Bahraini protesters hold a banner reading, "Bahrain, a revolution of the people that refuse to be silent", during a demonstration to mark the fourth anniversary of the Arab Spring-inspired uprising on February 14, 2015, in the village of DaihBahraini protesters hold a banner reading, "Bahrain, a revolution of the people that refuse to be silent", during a demonstration to mark the fourth anniversary of the Arab Spring-inspired uprising on February 14, 2015, in the village of Daih (AFP Photo/Mohammed al-Shaikh)
Dubai (AFP) - Bahraini police fired tear gas to disperse hundreds of Shiite protesters who took to the streets for Saturday's fourth anniversary of an uprising that deeply divided the key US ally.
Amnesty International urged Bahrain to "rein in" its security forces and "seize the opportunity of the fourth anniversary of the uprising to announce genuine and long overdue reforms".

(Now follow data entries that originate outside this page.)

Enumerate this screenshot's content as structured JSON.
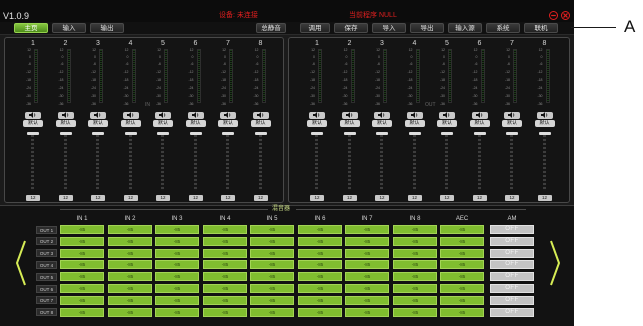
{
  "app": {
    "version": "V1.0.9",
    "device_status": "设备: 未连接",
    "program_status": "当前程序 NULL",
    "colors": {
      "accent": "#7fbf2f",
      "warning": "#e11f1f",
      "background": "#1b1b1b"
    }
  },
  "nav": {
    "tabs": [
      {
        "label": "主页",
        "active": true
      },
      {
        "label": "输入",
        "active": false
      },
      {
        "label": "输出",
        "active": false
      }
    ],
    "buttons": [
      "总静音",
      "调用",
      "保存",
      "导入",
      "导出",
      "输入源",
      "系统",
      "联机"
    ]
  },
  "meter_scale": [
    "12",
    "0",
    "-6",
    "-12",
    "-18",
    "-24",
    "-30",
    "-36"
  ],
  "input_panel": {
    "tag": "IN",
    "channels": [
      "1",
      "2",
      "3",
      "4",
      "5",
      "6",
      "7",
      "8"
    ],
    "mute_icon": "speaker-icon",
    "invert_label": "默认",
    "fader_value": "12"
  },
  "output_panel": {
    "tag": "OUT",
    "channels": [
      "1",
      "2",
      "3",
      "4",
      "5",
      "6",
      "7",
      "8"
    ],
    "mute_icon": "speaker-icon",
    "invert_label": "默认",
    "fader_value": "12"
  },
  "matrix": {
    "title": "混音器",
    "columns": [
      "IN 1",
      "IN 2",
      "IN 3",
      "IN 4",
      "IN 5",
      "IN 6",
      "IN 7",
      "IN 8",
      "AEC",
      "AM"
    ],
    "rows": [
      "OUT 1",
      "OUT 2",
      "OUT 3",
      "OUT 4",
      "OUT 5",
      "OUT 6",
      "OUT 7",
      "OUT 8"
    ],
    "cell_value": "-85",
    "am_value": "OFF"
  },
  "annotation": {
    "letter": "A"
  }
}
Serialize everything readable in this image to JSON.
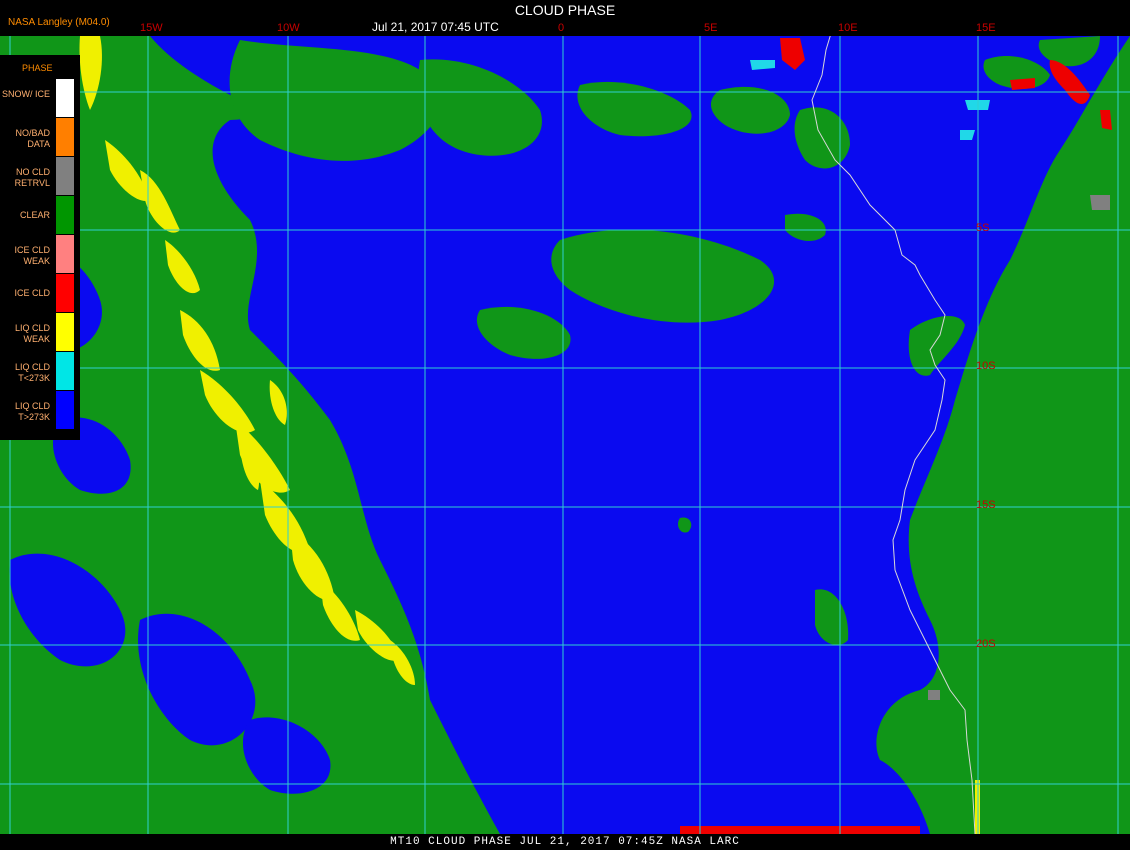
{
  "header": {
    "producer": "NASA Langley (M04.0)",
    "title": "CLOUD PHASE",
    "datetime": "Jul 21, 2017 07:45 UTC"
  },
  "lon_labels": [
    "15W",
    "10W",
    "0",
    "5E",
    "10E",
    "15E"
  ],
  "lat_labels": [
    "5S",
    "10S",
    "15S",
    "20S"
  ],
  "legend": {
    "title": "PHASE",
    "items": [
      {
        "label": "SNOW/ ICE",
        "color": "#ffffff"
      },
      {
        "label": "NO/BAD DATA",
        "color": "#ff7f00"
      },
      {
        "label": "NO CLD RETRVL",
        "color": "#808080"
      },
      {
        "label": "CLEAR",
        "color": "#009600"
      },
      {
        "label": "ICE CLD WEAK",
        "color": "#ff8080"
      },
      {
        "label": "ICE CLD",
        "color": "#ff0000"
      },
      {
        "label": "LIQ CLD WEAK",
        "color": "#ffff00"
      },
      {
        "label": "LIQ CLD T<273K",
        "color": "#00e6e6"
      },
      {
        "label": "LIQ CLD T>273K",
        "color": "#0000ff"
      }
    ]
  },
  "footer": "MT10  CLOUD PHASE   JUL 21, 2017 07:45Z   NASA LARC",
  "colors": {
    "ocean": "#0a0af0",
    "clear": "#109618",
    "liq_weak": "#f0f000",
    "grid": "#30d0d0",
    "coast": "#d8d8d8"
  }
}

Police deployed heavily as men and women carrying Bahrain's red and white flag and portraits of detained activists chanted "Down Hamad", referring to the Sunni king.
Protesters burned tyres and blocked roads.

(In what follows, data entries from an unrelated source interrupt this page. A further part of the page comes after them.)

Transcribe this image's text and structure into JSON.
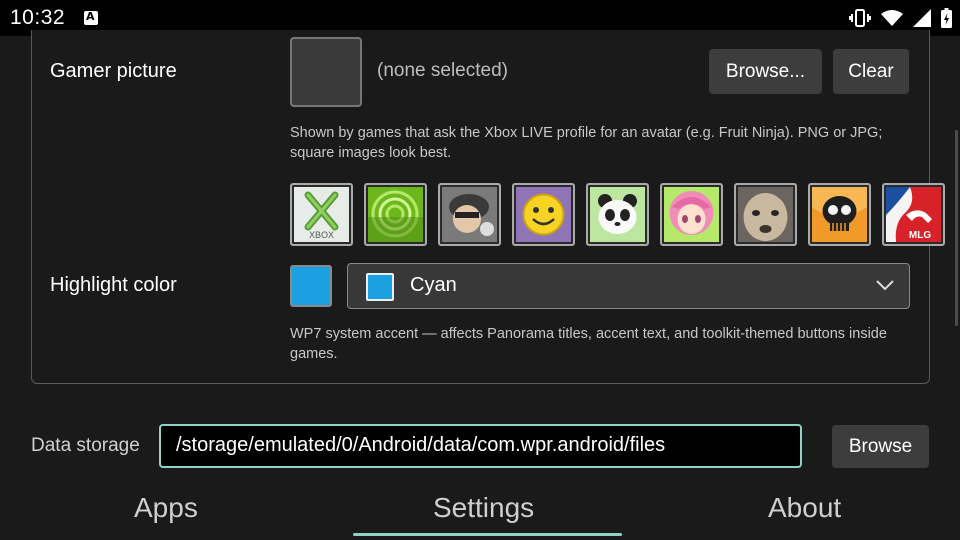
{
  "status_bar": {
    "time": "10:32",
    "notification_icon": "a-box-icon",
    "icons": [
      "vibrate-icon",
      "wifi-icon",
      "signal-icon",
      "battery-charging-icon"
    ]
  },
  "gamer_picture": {
    "label": "Gamer picture",
    "none_selected": "(none selected)",
    "browse_label": "Browse...",
    "clear_label": "Clear",
    "help": "Shown by games that ask the Xbox LIVE profile for an avatar (e.g. Fruit Ninja). PNG or JPG; square images look best.",
    "preset_avatars": [
      {
        "name": "xbox",
        "text": "XBOX"
      },
      {
        "name": "green-rings",
        "text": ""
      },
      {
        "name": "cartoon-kid",
        "text": ""
      },
      {
        "name": "smiley",
        "text": ""
      },
      {
        "name": "panda",
        "text": ""
      },
      {
        "name": "anime-girl",
        "text": ""
      },
      {
        "name": "dog",
        "text": ""
      },
      {
        "name": "skull",
        "text": ""
      },
      {
        "name": "mlg",
        "text": "MLG"
      }
    ]
  },
  "highlight_color": {
    "label": "Highlight color",
    "selected": "Cyan",
    "color": "#1ba1e2",
    "help": "WP7 system accent — affects Panorama titles, accent text, and toolkit-themed buttons inside games."
  },
  "data_storage": {
    "label": "Data storage",
    "path": "/storage/emulated/0/Android/data/com.wpr.android/files",
    "browse_label": "Browse"
  },
  "tabs": [
    {
      "label": "Apps",
      "active": false
    },
    {
      "label": "Settings",
      "active": true
    },
    {
      "label": "About",
      "active": false
    }
  ],
  "colors": {
    "accent": "#8ed3c6",
    "highlight": "#1ba1e2",
    "background": "#1a1a1a"
  }
}
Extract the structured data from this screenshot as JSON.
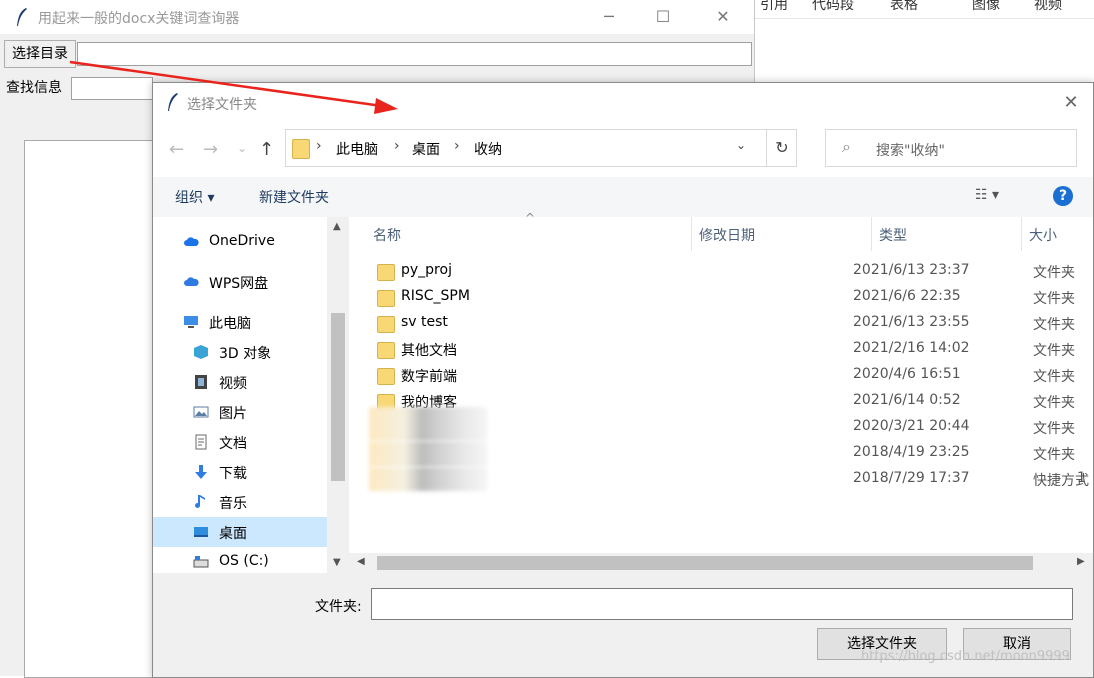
{
  "background": {
    "tabs": [
      "引用",
      "代码段",
      "表格",
      "图像",
      "视频"
    ]
  },
  "main_window": {
    "title": "用起来一般的docx关键词查询器",
    "controls": {
      "minimize": "─",
      "maximize": "☐",
      "close": "✕"
    },
    "select_dir_button": "选择目录",
    "search_label": "查找信息"
  },
  "dialog": {
    "title": "选择文件夹",
    "close": "✕",
    "nav": {
      "back": "←",
      "forward": "→",
      "recent": "⌄",
      "up": "↑"
    },
    "breadcrumb": [
      "此电脑",
      "桌面",
      "收纳"
    ],
    "breadcrumb_sep": "›",
    "address_dropdown": "⌄",
    "refresh": "↻",
    "search_placeholder": "搜索\"收纳\"",
    "search_icon": "⌕",
    "toolbar": {
      "organize": "组织 ▾",
      "new_folder": "新建文件夹",
      "view": "☷ ▾",
      "help": "?"
    },
    "nav_pane": [
      {
        "label": "OneDrive",
        "icon": "cloud-icon",
        "color": "#1a73e8"
      },
      {
        "label": "WPS网盘",
        "icon": "cloud-icon",
        "color": "#2e7be6"
      },
      {
        "label": "此电脑",
        "icon": "computer-icon",
        "color": "#3a8ee6"
      },
      {
        "label": "3D 对象",
        "icon": "cube-icon",
        "color": "#3aa3d8"
      },
      {
        "label": "视频",
        "icon": "film-icon",
        "color": "#444"
      },
      {
        "label": "图片",
        "icon": "image-icon",
        "color": "#5a7ea3"
      },
      {
        "label": "文档",
        "icon": "document-icon",
        "color": "#6a6a6a"
      },
      {
        "label": "下载",
        "icon": "download-icon",
        "color": "#2f7de1"
      },
      {
        "label": "音乐",
        "icon": "music-icon",
        "color": "#2f7de1"
      },
      {
        "label": "桌面",
        "icon": "desktop-icon",
        "color": "#2f8ddf",
        "selected": true
      },
      {
        "label": "OS (C:)",
        "icon": "drive-icon",
        "color": "#555"
      }
    ],
    "columns": {
      "name": "名称",
      "modified": "修改日期",
      "type": "类型",
      "size": "大小"
    },
    "files": [
      {
        "name": "py_proj",
        "date": "2021/6/13 23:37",
        "type": "文件夹",
        "size": ""
      },
      {
        "name": "RISC_SPM",
        "date": "2021/6/6 22:35",
        "type": "文件夹",
        "size": ""
      },
      {
        "name": "sv test",
        "date": "2021/6/13 23:55",
        "type": "文件夹",
        "size": ""
      },
      {
        "name": "其他文档",
        "date": "2021/2/16 14:02",
        "type": "文件夹",
        "size": ""
      },
      {
        "name": "数字前端",
        "date": "2020/4/6 16:51",
        "type": "文件夹",
        "size": ""
      },
      {
        "name": "我的博客",
        "date": "2021/6/14 0:52",
        "type": "文件夹",
        "size": ""
      },
      {
        "name": "",
        "date": "2020/3/21 20:44",
        "type": "文件夹",
        "size": "",
        "blurred": true
      },
      {
        "name": "",
        "date": "2018/4/19 23:25",
        "type": "文件夹",
        "size": "",
        "blurred": true
      },
      {
        "name": "",
        "date": "2018/7/29 17:37",
        "type": "快捷方式",
        "size": "1",
        "blurred": true
      }
    ],
    "folder_label": "文件夹:",
    "folder_value": "",
    "select_button": "选择文件夹",
    "cancel_button": "取消"
  },
  "watermark": "https://blog.csdn.net/moon9999"
}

The police fired tear gas and sound bombs after boosting security around several villages and along major roads to prevent protesters advancing towards central Manama, witnesses said.
The opposition said on Twitter that the police also fired buckshot, and posted pictures of wounded protesters, saying several activists were arrested.
The main opposition bloc Al-Wefaq, in a statement issued in English, urged protesters "to stick to the non-violent movement and... refrain from putting lives and private and public properties under threat".
"The calls for violence acts do not relate to the Bahraini people's peaceful movement for democracy," it said, condemning "the excessive use of force by security forces and which has resulted in serious casualties among the peaceful citizens".
It gave a toll of 13 people wounded.
Bahrain's Saudi-backed Sunni authorities crushed protests led by its majority Shiites shortly after they erupted on February 14, 2011, taking their cue from Arab Spring uprisings in the Middle East and North Africa.
Saturday is also the anniversary of a 2001 referendum in which Bahrainis approved a national charter for reform which restored a parliament dissolved in 1975. In February 2002, Bahrain became a kingdom ruled by a constitutional monarchy.
- Stern warning -
The radical February 14 Coalition, a cyber youth group described as by authorities as "terrorist", had called for demonstrations and strikes across the kingdom to mark the anniversary.
But the public security chief, Major-General Tariq al-Hassan, issued a stern warning.
"Action will be taken against those who spread terror among citizens or residents, put the safety of others at risk or try to disrupt the nation's security and stability," he said.
Amnesty said in a statement that "fundamental freedoms have increasingly been curtailed" in Bahrain.
The London-based rights watchdog urged the kingdom to release detained activists, allow demonstrations and "hold to account all those responsible for human rights abuses".
Bahrain, home to the US Fifth Fleet, sits across the Gulf from Shiite-dominated Iran.
It is also one of several Arab states backing US-led air strikes against the Islamic State group in Iraq and Syria, making it a vital Western ally.
The sectarian divide is deepening in Bahrain with a growing gap between the Sunni minority government and its mainly Shiite opponents.
The opposition is demanding a "real" constitutional monarchy with an elected prime minister independent of the ruling royal family, but the Al-Khalifa dynasty has refused to yield.
Al-Wefaq leader Sheikh Ali Salman has been behind bars since December 28 for allegedly trying to overthrow the regime.
- Citizenships revoked -
Attacks targeting the security forces have increased.
"The movement has reached its four years with the situation only getting worse and deteriorating with citizens threatened by losing their nationalities any minute," Al-Wefaq said.
Bahrain has revoked the citizenships of scores of activists over the past few years.
In October, a court banned Al-Wefaq for three months for violating a law on associations.
"There looks like little hope of progress in Bahrain. The opposition is barely legal," said Neil Partrick, analyst at the Royal United Services Institute for Defence and Security Studies.
The political rivals have struggled to bury their differences through a "national dialogue" that fell apart despite several rounds of negotiations.
In November, the opposition boycotted parliamentary elections in which pro-government Sunnis won the most seats.
Al-Wefaq has insisted "peaceful" protests must continue "until a political solution is reached".
An information ministry statement said Saturday that "those who are willing to take part in the democratic (political) path must do this through legitimate and constitutional frameworks and not through boycotting elections and inciting violence, chaos, division, and hatred".